Records supplied:
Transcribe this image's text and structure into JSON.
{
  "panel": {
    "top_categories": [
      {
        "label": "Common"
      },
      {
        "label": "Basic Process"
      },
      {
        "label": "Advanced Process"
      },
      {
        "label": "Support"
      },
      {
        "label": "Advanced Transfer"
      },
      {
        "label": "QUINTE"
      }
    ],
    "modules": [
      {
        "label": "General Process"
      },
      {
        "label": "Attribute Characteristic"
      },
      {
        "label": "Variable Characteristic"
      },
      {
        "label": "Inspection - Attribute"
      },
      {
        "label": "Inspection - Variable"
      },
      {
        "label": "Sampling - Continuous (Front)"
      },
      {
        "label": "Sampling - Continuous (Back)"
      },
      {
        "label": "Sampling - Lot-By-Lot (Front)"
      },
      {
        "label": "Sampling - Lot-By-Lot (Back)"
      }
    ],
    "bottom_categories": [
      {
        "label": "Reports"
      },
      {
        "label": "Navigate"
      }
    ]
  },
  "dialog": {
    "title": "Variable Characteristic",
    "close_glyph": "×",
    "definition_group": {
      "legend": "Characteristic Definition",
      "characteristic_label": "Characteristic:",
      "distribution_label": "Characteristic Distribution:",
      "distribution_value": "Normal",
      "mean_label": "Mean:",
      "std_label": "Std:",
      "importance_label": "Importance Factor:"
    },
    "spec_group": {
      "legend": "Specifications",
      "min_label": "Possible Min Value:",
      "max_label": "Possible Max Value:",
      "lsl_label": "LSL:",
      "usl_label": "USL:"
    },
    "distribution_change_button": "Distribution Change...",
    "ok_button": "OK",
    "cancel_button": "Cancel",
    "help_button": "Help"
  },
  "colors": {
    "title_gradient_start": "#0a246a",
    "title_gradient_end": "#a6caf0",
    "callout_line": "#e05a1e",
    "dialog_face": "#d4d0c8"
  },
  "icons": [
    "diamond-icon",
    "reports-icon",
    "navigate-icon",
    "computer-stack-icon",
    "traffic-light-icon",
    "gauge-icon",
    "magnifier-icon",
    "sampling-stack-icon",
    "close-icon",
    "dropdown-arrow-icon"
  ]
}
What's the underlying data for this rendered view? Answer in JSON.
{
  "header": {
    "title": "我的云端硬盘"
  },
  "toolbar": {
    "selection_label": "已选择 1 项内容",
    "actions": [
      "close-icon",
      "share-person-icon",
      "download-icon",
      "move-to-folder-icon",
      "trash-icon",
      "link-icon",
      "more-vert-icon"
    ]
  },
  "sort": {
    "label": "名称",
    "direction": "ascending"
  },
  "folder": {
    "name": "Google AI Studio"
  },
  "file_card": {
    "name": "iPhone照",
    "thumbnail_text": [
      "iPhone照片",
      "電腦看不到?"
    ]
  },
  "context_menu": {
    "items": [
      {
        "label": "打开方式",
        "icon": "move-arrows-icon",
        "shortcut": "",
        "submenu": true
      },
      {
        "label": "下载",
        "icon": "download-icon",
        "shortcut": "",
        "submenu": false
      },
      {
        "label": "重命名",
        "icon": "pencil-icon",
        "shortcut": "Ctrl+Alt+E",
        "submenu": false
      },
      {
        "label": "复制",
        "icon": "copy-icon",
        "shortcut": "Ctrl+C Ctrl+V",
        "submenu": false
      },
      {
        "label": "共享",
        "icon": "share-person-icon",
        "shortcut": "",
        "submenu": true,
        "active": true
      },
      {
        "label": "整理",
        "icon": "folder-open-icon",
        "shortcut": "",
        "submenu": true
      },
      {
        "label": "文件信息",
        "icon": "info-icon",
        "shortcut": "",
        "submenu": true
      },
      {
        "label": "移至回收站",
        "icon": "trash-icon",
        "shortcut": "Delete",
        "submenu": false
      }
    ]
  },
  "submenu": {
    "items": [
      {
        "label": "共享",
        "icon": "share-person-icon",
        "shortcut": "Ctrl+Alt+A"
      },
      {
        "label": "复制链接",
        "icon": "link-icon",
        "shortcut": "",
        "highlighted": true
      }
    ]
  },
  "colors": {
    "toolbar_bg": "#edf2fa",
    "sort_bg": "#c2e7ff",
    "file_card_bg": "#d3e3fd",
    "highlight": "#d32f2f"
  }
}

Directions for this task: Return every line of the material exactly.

Expected output:
Transcribe this image's text and structure into JSON.
{
  "panel": {
    "top_categories": [
      {
        "label": "Common"
      },
      {
        "label": "Basic Process"
      },
      {
        "label": "Advanced Process"
      },
      {
        "label": "Support"
      },
      {
        "label": "Advanced Transfer"
      },
      {
        "label": "QUINTE"
      }
    ],
    "modules": [
      {
        "label": "General Process"
      },
      {
        "label": "Attribute Characteristic"
      },
      {
        "label": "Variable Characteristic"
      },
      {
        "label": "Inspection - Attribute"
      },
      {
        "label": "Inspection - Variable"
      },
      {
        "label": "Sampling - Continuous (Front)"
      },
      {
        "label": "Sampling - Continuous (Back)"
      },
      {
        "label": "Sampling - Lot-By-Lot (Front)"
      },
      {
        "label": "Sampling - Lot-By-Lot (Back)"
      }
    ],
    "bottom_categories": [
      {
        "label": "Reports"
      },
      {
        "label": "Navigate"
      }
    ]
  },
  "dialog": {
    "title": "Variable Characteristic",
    "close_glyph": "×",
    "definition_group": {
      "legend": "Characteristic Definition",
      "characteristic_label": "Characteristic:",
      "distribution_label": "Characteristic Distribution:",
      "distribution_value": "Normal",
      "mean_label": "Mean:",
      "std_label": "Std:",
      "importance_label": "Importance Factor:"
    },
    "spec_group": {
      "legend": "Specifications",
      "min_label": "Possible Min Value:",
      "max_label": "Possible Max Value:",
      "lsl_label": "LSL:",
      "usl_label": "USL:"
    },
    "distribution_change_button": "Distribution Change...",
    "ok_button": "OK",
    "cancel_button": "Cancel",
    "help_button": "Help"
  },
  "colors": {
    "title_gradient_start": "#0a246a",
    "title_gradient_end": "#a6caf0",
    "callout_line": "#e05a1e",
    "dialog_face": "#d4d0c8"
  },
  "icons": [
    "diamond-icon",
    "reports-icon",
    "navigate-icon",
    "computer-stack-icon",
    "traffic-light-icon",
    "gauge-icon",
    "magnifier-icon",
    "sampling-stack-icon",
    "close-icon",
    "dropdown-arrow-icon"
  ]
}
What's the underlying data for this rendered view? Answer in JSON.
{
  "header": {
    "title": "我的云端硬盘"
  },
  "toolbar": {
    "selection_label": "已选择 1 项内容",
    "actions": [
      "close-icon",
      "share-person-icon",
      "download-icon",
      "move-to-folder-icon",
      "trash-icon",
      "link-icon",
      "more-vert-icon"
    ]
  },
  "sort": {
    "label": "名称",
    "direction": "ascending"
  },
  "folder": {
    "name": "Google AI Studio"
  },
  "file_card": {
    "name": "iPhone照",
    "thumbnail_text": [
      "iPhone照片",
      "電腦看不到?"
    ]
  },
  "context_menu": {
    "items": [
      {
        "label": "打开方式",
        "icon": "move-arrows-icon",
        "shortcut": "",
        "submenu": true
      },
      {
        "label": "下载",
        "icon": "download-icon",
        "shortcut": "",
        "submenu": false
      },
      {
        "label": "重命名",
        "icon": "pencil-icon",
        "shortcut": "Ctrl+Alt+E",
        "submenu": false
      },
      {
        "label": "复制",
        "icon": "copy-icon",
        "shortcut": "Ctrl+C Ctrl+V",
        "submenu": false
      },
      {
        "label": "共享",
        "icon": "share-person-icon",
        "shortcut": "",
        "submenu": true,
        "active": true
      },
      {
        "label": "整理",
        "icon": "folder-open-icon",
        "shortcut": "",
        "submenu": true
      },
      {
        "label": "文件信息",
        "icon": "info-icon",
        "shortcut": "",
        "submenu": true
      },
      {
        "label": "移至回收站",
        "icon": "trash-icon",
        "shortcut": "Delete",
        "submenu": false
      }
    ]
  },
  "submenu": {
    "items": [
      {
        "label": "共享",
        "icon": "share-person-icon",
        "shortcut": "Ctrl+Alt+A"
      },
      {
        "label": "复制链接",
        "icon": "link-icon",
        "shortcut": "",
        "highlighted": true
      }
    ]
  },
  "colors": {
    "toolbar_bg": "#edf2fa",
    "sort_bg": "#c2e7ff",
    "file_card_bg": "#d3e3fd",
    "highlight": "#d32f2f"
  }
}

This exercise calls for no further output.